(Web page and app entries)
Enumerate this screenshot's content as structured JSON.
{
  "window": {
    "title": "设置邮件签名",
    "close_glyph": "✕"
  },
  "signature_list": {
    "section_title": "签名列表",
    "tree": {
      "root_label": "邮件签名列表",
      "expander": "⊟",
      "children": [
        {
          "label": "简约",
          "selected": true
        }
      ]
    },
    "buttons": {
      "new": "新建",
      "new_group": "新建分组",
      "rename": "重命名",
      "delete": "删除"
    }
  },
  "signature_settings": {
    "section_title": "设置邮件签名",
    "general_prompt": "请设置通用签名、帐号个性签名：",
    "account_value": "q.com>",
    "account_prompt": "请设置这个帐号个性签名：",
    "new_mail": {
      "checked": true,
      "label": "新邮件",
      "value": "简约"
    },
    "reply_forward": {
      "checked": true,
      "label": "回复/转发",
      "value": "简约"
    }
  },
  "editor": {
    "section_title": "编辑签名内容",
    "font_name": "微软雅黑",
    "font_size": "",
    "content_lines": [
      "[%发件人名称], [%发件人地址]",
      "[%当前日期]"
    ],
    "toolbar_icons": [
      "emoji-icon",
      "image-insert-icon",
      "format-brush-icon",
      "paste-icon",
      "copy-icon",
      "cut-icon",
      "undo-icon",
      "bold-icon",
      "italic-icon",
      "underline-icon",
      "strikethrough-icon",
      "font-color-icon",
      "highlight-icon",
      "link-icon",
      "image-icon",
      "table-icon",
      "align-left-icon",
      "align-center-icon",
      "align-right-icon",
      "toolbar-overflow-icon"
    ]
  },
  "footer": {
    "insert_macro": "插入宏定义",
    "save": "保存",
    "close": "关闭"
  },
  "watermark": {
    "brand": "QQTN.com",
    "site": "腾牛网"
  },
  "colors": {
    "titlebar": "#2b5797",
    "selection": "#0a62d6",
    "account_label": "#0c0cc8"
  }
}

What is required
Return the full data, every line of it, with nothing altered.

Answer to this task
Enumerate this screenshot's content as structured JSON.
{
  "window": {
    "title": "设置邮件签名",
    "close_glyph": "✕"
  },
  "signature_list": {
    "section_title": "签名列表",
    "tree": {
      "root_label": "邮件签名列表",
      "expander": "⊟",
      "children": [
        {
          "label": "简约",
          "selected": true
        }
      ]
    },
    "buttons": {
      "new": "新建",
      "new_group": "新建分组",
      "rename": "重命名",
      "delete": "删除"
    }
  },
  "signature_settings": {
    "section_title": "设置邮件签名",
    "general_prompt": "请设置通用签名、帐号个性签名：",
    "account_value": "q.com>",
    "account_prompt": "请设置这个帐号个性签名：",
    "new_mail": {
      "checked": true,
      "label": "新邮件",
      "value": "简约"
    },
    "reply_forward": {
      "checked": true,
      "label": "回复/转发",
      "value": "简约"
    }
  },
  "editor": {
    "section_title": "编辑签名内容",
    "font_name": "微软雅黑",
    "font_size": "",
    "content_lines": [
      "[%发件人名称], [%发件人地址]",
      "[%当前日期]"
    ],
    "toolbar_icons": [
      "emoji-icon",
      "image-insert-icon",
      "format-brush-icon",
      "paste-icon",
      "copy-icon",
      "cut-icon",
      "undo-icon",
      "bold-icon",
      "italic-icon",
      "underline-icon",
      "strikethrough-icon",
      "font-color-icon",
      "highlight-icon",
      "link-icon",
      "image-icon",
      "table-icon",
      "align-left-icon",
      "align-center-icon",
      "align-right-icon",
      "toolbar-overflow-icon"
    ]
  },
  "footer": {
    "insert_macro": "插入宏定义",
    "save": "保存",
    "close": "关闭"
  },
  "watermark": {
    "brand": "QQTN.com",
    "site": "腾牛网"
  },
  "colors": {
    "titlebar": "#2b5797",
    "selection": "#0a62d6",
    "account_label": "#0c0cc8"
  }
}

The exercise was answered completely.